Reduce the material below to its lines containing "then".

[ENTRIES SUPPLIED]

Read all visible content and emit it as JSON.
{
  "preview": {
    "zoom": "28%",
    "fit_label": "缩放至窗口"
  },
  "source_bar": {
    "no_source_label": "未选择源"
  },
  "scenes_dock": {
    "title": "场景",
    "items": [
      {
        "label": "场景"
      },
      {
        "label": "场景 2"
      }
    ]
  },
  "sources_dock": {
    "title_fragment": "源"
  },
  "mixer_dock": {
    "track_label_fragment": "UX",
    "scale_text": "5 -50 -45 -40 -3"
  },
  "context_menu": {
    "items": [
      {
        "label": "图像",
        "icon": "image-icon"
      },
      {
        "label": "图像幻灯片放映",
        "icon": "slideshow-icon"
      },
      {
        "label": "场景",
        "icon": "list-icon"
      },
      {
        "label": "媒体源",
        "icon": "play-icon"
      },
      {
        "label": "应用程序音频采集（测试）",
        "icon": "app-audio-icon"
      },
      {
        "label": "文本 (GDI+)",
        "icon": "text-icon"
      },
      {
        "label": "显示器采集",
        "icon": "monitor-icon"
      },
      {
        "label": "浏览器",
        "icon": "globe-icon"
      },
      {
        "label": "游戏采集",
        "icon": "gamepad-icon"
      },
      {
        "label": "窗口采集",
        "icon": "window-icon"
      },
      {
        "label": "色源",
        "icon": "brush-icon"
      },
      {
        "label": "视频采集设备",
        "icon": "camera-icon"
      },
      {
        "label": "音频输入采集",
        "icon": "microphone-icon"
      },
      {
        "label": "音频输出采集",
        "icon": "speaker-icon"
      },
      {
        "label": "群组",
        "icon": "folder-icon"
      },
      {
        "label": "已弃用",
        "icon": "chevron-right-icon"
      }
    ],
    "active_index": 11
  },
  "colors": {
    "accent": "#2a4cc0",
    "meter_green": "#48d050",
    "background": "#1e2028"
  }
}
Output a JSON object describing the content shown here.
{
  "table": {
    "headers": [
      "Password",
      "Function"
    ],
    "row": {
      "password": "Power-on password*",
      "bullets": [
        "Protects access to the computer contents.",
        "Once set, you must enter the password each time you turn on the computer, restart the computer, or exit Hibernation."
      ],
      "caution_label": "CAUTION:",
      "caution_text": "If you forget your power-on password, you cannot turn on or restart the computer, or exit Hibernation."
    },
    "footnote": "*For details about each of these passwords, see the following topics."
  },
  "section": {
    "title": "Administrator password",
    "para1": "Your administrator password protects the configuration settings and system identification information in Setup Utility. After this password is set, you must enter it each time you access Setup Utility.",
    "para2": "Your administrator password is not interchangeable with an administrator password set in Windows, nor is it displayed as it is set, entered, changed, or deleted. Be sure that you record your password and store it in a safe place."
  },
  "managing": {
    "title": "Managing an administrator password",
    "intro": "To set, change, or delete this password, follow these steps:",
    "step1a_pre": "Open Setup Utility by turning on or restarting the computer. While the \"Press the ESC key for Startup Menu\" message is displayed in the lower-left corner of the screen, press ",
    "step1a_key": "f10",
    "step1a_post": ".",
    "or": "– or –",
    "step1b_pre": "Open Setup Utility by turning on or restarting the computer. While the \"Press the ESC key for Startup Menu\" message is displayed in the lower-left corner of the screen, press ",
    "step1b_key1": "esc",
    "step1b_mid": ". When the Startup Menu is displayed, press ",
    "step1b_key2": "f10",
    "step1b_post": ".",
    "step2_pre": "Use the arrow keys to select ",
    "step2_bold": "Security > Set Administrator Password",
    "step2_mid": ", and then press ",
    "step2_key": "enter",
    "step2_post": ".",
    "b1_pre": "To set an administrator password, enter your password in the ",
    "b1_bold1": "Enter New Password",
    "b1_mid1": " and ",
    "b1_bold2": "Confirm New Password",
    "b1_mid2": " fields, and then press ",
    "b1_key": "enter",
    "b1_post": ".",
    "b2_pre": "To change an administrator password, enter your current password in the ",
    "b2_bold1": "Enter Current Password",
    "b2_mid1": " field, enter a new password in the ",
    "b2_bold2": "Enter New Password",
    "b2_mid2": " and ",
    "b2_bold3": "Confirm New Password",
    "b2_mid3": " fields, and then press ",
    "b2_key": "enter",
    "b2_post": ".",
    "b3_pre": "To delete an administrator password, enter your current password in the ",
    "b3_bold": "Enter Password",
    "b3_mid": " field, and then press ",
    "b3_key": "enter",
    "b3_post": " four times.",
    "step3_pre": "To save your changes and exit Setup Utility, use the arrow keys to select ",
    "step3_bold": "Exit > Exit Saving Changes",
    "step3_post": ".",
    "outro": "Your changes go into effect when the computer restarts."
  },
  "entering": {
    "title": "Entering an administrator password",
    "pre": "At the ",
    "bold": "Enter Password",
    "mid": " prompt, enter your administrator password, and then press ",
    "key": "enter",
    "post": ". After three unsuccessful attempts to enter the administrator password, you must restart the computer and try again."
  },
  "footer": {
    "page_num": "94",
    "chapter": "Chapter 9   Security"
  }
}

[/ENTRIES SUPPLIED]

_ANSWER SECTION_
    "step2_mid": ", and then press ",
    "b1_mid2": " fields, and then press ",
    "b2_mid3": " fields, and then press ",
    "b3_mid": " field, and then press ",
    "mid": " prompt, enter your administrator password, and then press ",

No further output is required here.